I have always been passionate about love and marriage. I’m a romantic who still believes in finding the love of my life and living Robert Browning’s words: “Grow old along with me! The best is yet to be.”
But after two failed marriages, to say that I felt “cautious and fearful” would be a huge understatement.
I met Carlin at an Aikido class. She was traveling south from her home in Oregon and stopped in at our dojo in Mill Valley, Calif., to train with the well-known Aikido instructor and author, George Leonard. A mutual friend introduced us.
I wasn’t looking for another relationship and was still trying to recover my balance and my sanity after getting out of a destructive relationship with a woman who slept with a gun under her pillow.
Practicing Aikido was my way of learning how to remain peaceful in stressful situations. It never occurred to me that it would be the place where I would find the love of my life. Unlike most of my previous relationships, this one started so quietly and peacefully I didn’t even recognize it. In fact, I hardly noticed Carlin at all, beyond a simple, “Hello, nice to meet you,” when we were first introduced.
(MORE: When You Want Sex and Your Partner Doesn’t)
No Sudden Passion
I probably would never have seen her again if we hadn’t met a week later at a conference in San Diego. I was surprised when she came in the door and recognized her from our earlier meeting, but again, no sparks, no fireworks, no heat.
“Nice looking woman, pleasant,” I thought to myself, but clearly not someone to pursue. I always believed you were either attracted or you weren’t. If you were, you might get to know the person and see if she had “potential.” If not, there was no reason to put any energy into getting to know her better.

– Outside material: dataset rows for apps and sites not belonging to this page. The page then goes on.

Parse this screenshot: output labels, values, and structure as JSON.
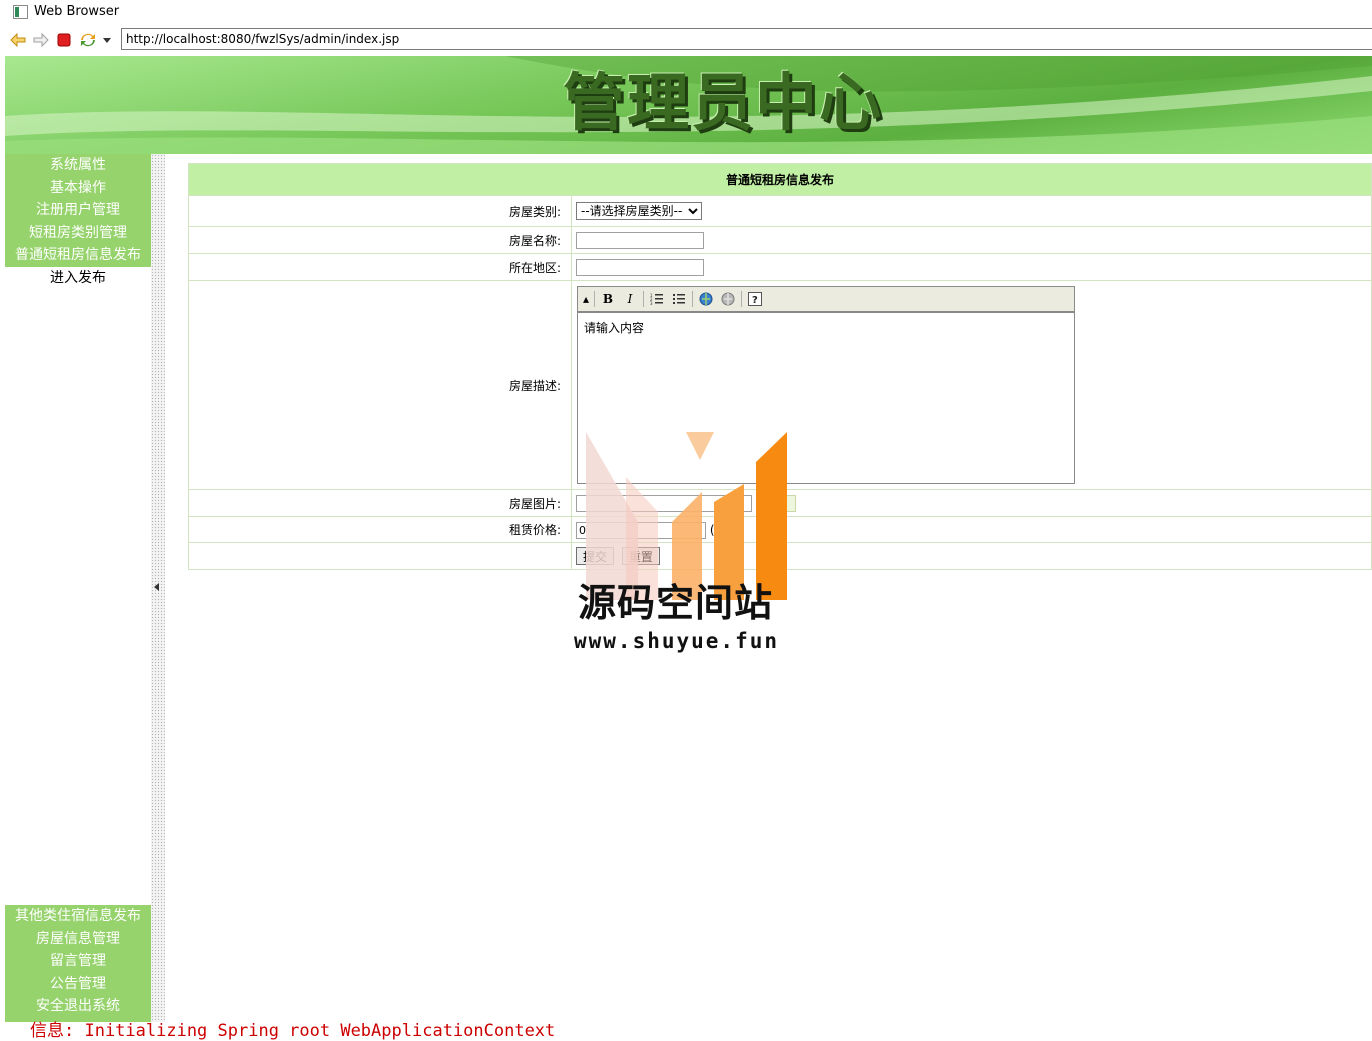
{
  "window": {
    "title": "Web Browser"
  },
  "browser": {
    "url": "http://localhost:8080/fwzlSys/admin/index.jsp"
  },
  "banner": {
    "title": "管理员中心"
  },
  "sidebar": {
    "top_items": [
      {
        "label": "系统属性"
      },
      {
        "label": "基本操作"
      },
      {
        "label": "注册用户管理"
      },
      {
        "label": "短租房类别管理"
      },
      {
        "label": "普通短租房信息发布"
      }
    ],
    "sub_item": "进入发布",
    "bottom_items": [
      {
        "label": "其他类住宿信息发布"
      },
      {
        "label": "房屋信息管理"
      },
      {
        "label": "留言管理"
      },
      {
        "label": "公告管理"
      },
      {
        "label": "安全退出系统"
      }
    ]
  },
  "form": {
    "title": "普通短租房信息发布",
    "type_label": "房屋类别:",
    "type_select": "--请选择房屋类别--",
    "name_label": "房屋名称:",
    "name_value": "",
    "region_label": "所在地区:",
    "region_value": "",
    "desc_label": "房屋描述:",
    "desc_placeholder": "请输入内容",
    "image_label": "房屋图片:",
    "price_label": "租赁价格:",
    "price_value": "0",
    "price_unit": "(元",
    "submit": "提交",
    "reset": "重置"
  },
  "watermark": {
    "title": "源码空间站",
    "url": "www.shuyue.fun"
  },
  "console": {
    "text": "信息: Initializing Spring root WebApplicationContext"
  }
}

I did not quite subscribe to the notion that my best friend espoused, “I could never be friends with a woman I wasn’t sexually attracted to,” but it was pretty close. In the course of the three-day conference, Carlin and I crossed paths a number of times and exchanged pleasantries, but that was about it.
Until something unexpected happened. “Why are you ignoring me?” she asked.
A Question, Then a Shift
I was totally taken aback. I stammered something like, “Ah, well, I….” That led to our sitting down and talking, and we talked and talked for three hours. It turned out we had a lot in common, and all of a sudden there were sparks, and heat, and something more interesting — emotional connection.
(MORE: Hope Springs Eternal for Boomers and Marriage)
After the conference, she returned to Oregon, but we called and wrote each other. I came for a visit and met her children. She came down to California and met mine. After a few months, it felt like I had found my soul mate and she seemed to feel the same.
But then it was like all the air was let out of the tires. The heat dissipated, along with the passion. I didn’t know what had happened and neither did she. My pattern from the past was to quickly practice one of the “50 ways to leave your lover.” Hey, when the spark goes out, I’m out of here.
But this time, I didn’t run.
We got together and we talked. Rather than blaming ourselves or each other for the shift in our attraction, we talked about what happened. We went below the surface to see what subconscious elements may have been involved. She finally blurted out, “I’ve never been involved with a guy who is shorter than I am.”
I felt my face get red. I wanted to run away. I fought my impulse to make light of the comment or to come back with, “Well, I’ve never been involved with a woman who is taller than I am.”
(MORE: 8 Reasons Why Sex Is Better After 50)
We realized we had hit on something important. We all have these aspects of love and attraction that generally go unnoticed. They are part of the “chemistry” that is either there or not there. It just seemed natural to both of us for the man to be taller. Even a few inches made a difference to our psyches.
That recognition led me to admit that I felt a little uncomfortable being with a woman who was older than I was. Again, not that much older, but even a few years seemed to make a difference to my psyche.
Fortunately, we both knew something about evolutionary psychology and were aware that there was some survival value for women to be with a tall, strong man who could protect her and her children. There was also survival value for men to be with younger women who were generally better able to have healthy children.
Knowing What's Important
Now we both wanted qualities like love, humor, connection, intelligence and honesty. But our subconscious mind pulled us in other directions. The more we talked, the more we decided to act against our “instincts.” If we had done what comes naturally, we would probably never have connected in the first place and when the flame dimmed, we would have gone our separate ways.
Instead, we chose to go deeper. We learned to laugh about the “height and age” bias. We decided we had finally learned to live with love and we got married. Of course that didn’t mean all our problems disappeared. We had to deal with things like depression, irritability and anger. But these were real problems we could learn to solve.
We’ve been together now for 35 years. We’re even more in love than we were at the beginning and we continue to fight our subconscious programming that seeks to pull us apart. We’re still learning how to love deeply and well. I feel incredibly blessed to have met Carlin and doubly blessed that we resisted the temptation to run away when the heat was turned down.
Jed Diamond, PhD, is a therapist, marriage and family counselor and author. He has written 12 books on health-related issues and specializes in the area of gender medicine and health. See his work at MenAlive.com.
Next Avenue Editors Also Recommend: